The exhibition under the theme Urban Signs is presenting the works of five artists, sculptors and painters. Painters are Priyaris Munandar, Joko ‘Gundul’ Sulistiono, Sujarwo, Deny Bojong, sculptor is Lenny Ratnasari Weichert. Each brings their own ‘language’ but all are united in their intention to convey their ‘readings’ of the phenomenon occurring in their daily life: the urban phenomenon.
The paintings of Priyaris Munandar show groups of human beings with erect objects in certain measurement. These groups do not form a random configuration, but they are in a formation that looks as if they are faced with a serious condition and that they are acutely aware of their own position. It is a realistic representation which reminds us that we are at all times in an alert-ready situation and that we may be at any times under threat. But the groups do not constantly explicitly separated, but mingle when it is obvious it is not possible to avoid it. Urban space is basically a competitive relational spirit!
The paintings of Joko ‘Gundul’ Sulistiono bring forward festivity that we often see in city murals. People are constantly moving forward, their mind focused on the way ahead, trapped in their own choices and surrounded by the products of modern technology, information, transportation, and many things. But by replacing the modern human with the archaic characters of the Punakawan, we are then perturbed by the question: are we mentally capable of dealing with such sophisticated environment?
The above question may find its answer in the creations of Sujarwo which are presenting the optimism of today and the tomorrow. Our daily life is indeed a labyrinth, we trod without the assurance of finding a way out. It is in our urban disposition to strive to move forward, even upward reaching the sky, with the ambition of building our castle in heaven just as it was in the story of the ancient Babel tower.
But this optimism does not free us from the fact that humans, no matter how hard they try, are still walking with their feet on the ground. Their wing constructions are too fragile to enable them to fly to the sky as they are not yet settled their problem with the land they step on.

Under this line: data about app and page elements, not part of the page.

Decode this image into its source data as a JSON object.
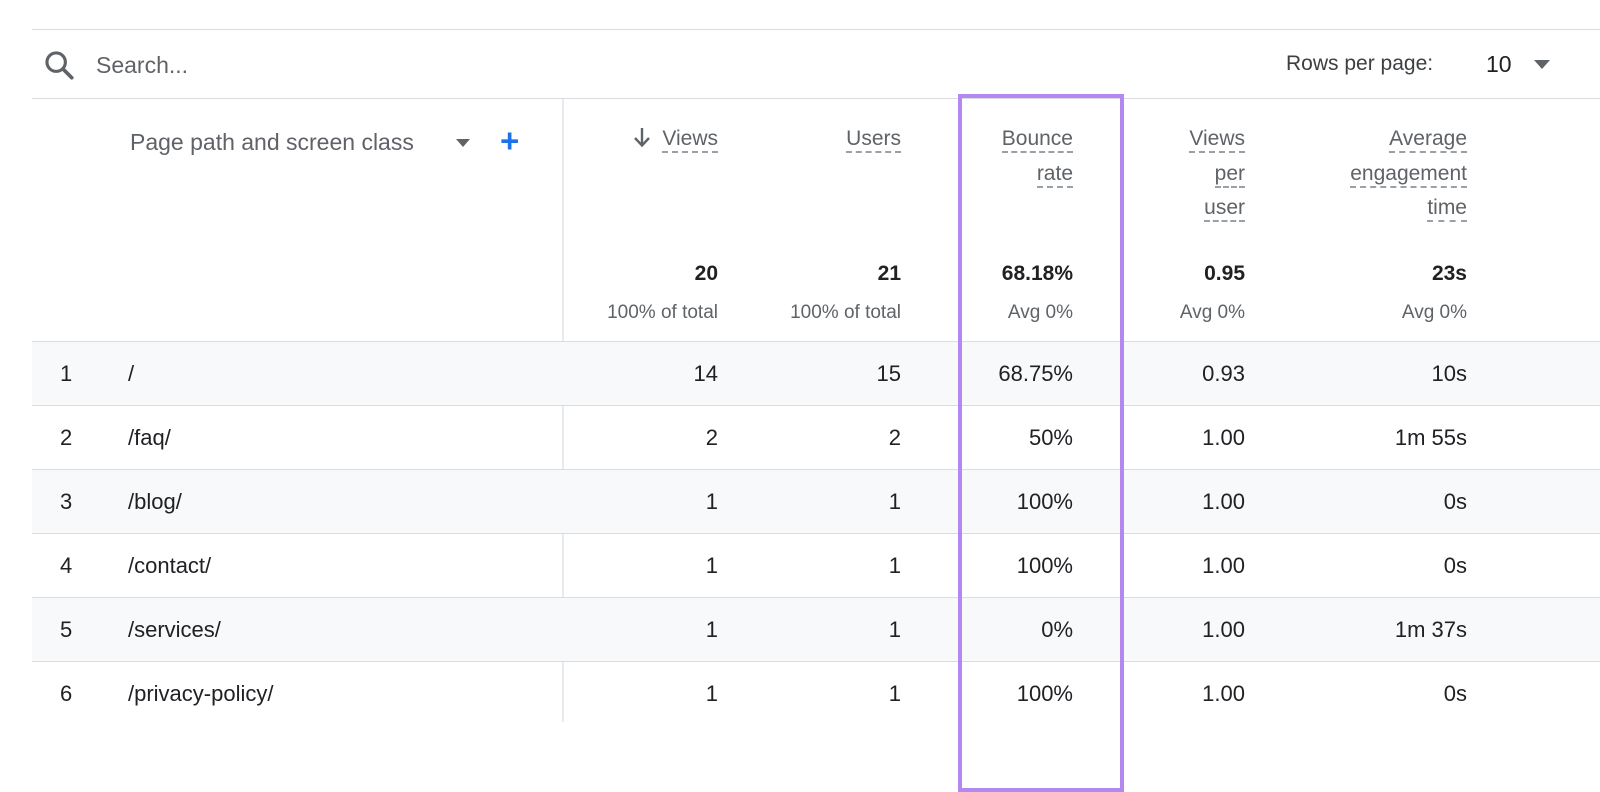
{
  "search": {
    "placeholder": "Search..."
  },
  "pagination": {
    "rows_label": "Rows per page:",
    "rows_value": "10"
  },
  "dimension": {
    "label": "Page path and screen class",
    "add_label": "+"
  },
  "metrics": [
    {
      "key": "views",
      "label_lines": [
        "Views"
      ],
      "sorted": true,
      "total": "20",
      "sub": "100% of total"
    },
    {
      "key": "users",
      "label_lines": [
        "Users"
      ],
      "total": "21",
      "sub": "100% of total"
    },
    {
      "key": "bounce_rate",
      "label_lines": [
        "Bounce",
        "rate"
      ],
      "total": "68.18%",
      "sub": "Avg 0%"
    },
    {
      "key": "views_per_user",
      "label_lines": [
        "Views",
        "per",
        "user"
      ],
      "total": "0.95",
      "sub": "Avg 0%"
    },
    {
      "key": "avg_engagement_time",
      "label_lines": [
        "Average",
        "engagement",
        "time"
      ],
      "total": "23s",
      "sub": "Avg 0%"
    }
  ],
  "rows": [
    {
      "num": "1",
      "path": "/",
      "views": "14",
      "users": "15",
      "bounce_rate": "68.75%",
      "views_per_user": "0.93",
      "avg_engagement_time": "10s"
    },
    {
      "num": "2",
      "path": "/faq/",
      "views": "2",
      "users": "2",
      "bounce_rate": "50%",
      "views_per_user": "1.00",
      "avg_engagement_time": "1m 55s"
    },
    {
      "num": "3",
      "path": "/blog/",
      "views": "1",
      "users": "1",
      "bounce_rate": "100%",
      "views_per_user": "1.00",
      "avg_engagement_time": "0s"
    },
    {
      "num": "4",
      "path": "/contact/",
      "views": "1",
      "users": "1",
      "bounce_rate": "100%",
      "views_per_user": "1.00",
      "avg_engagement_time": "0s"
    },
    {
      "num": "5",
      "path": "/services/",
      "views": "1",
      "users": "1",
      "bounce_rate": "0%",
      "views_per_user": "1.00",
      "avg_engagement_time": "1m 37s"
    },
    {
      "num": "6",
      "path": "/privacy-policy/",
      "views": "1",
      "users": "1",
      "bounce_rate": "100%",
      "views_per_user": "1.00",
      "avg_engagement_time": "0s"
    }
  ],
  "colors": {
    "accent": "#1a73e8",
    "highlight": "#b388ef",
    "row_shade": "#f8f9fa"
  },
  "icons": {
    "search": "search-icon",
    "caret": "caret-down-icon",
    "sort": "arrow-down-icon"
  }
}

Lenny’s sculptures show figures of women still having trouble with their own existence. This is a phenomenon that cannot be freed from the history of women, especially on sexual relations. The long history of sexual relations or gender discrimination has provided its shares of women’s depression in ‘women’s fate’ related to their body. It is the body of women that gives life to life, but it is also the body that has been subjected to abuse and subjugation throughout history.
In contrast, Denny Bojong presents the idea that urban space is split into the marginal and the other. And in this marginal space there are male bodies that are hopeless, feeble, resigned, and complacent for the fate that would decent to their bodies. What causes this space divide? Of what victim is this? Returning to the beginning of our curatorial, looking at the optimism that Priyaris Munandar is infusing in his works, perhaps we find the answer that no matter what, competition would not end! There are many signs that propel the competition, but it seems that the urban space is concentrated and divided by the capitalist interest, as seen by the merriment and glimmer of its content.
Tommy F. Awuy
April 27 – May 27, 2013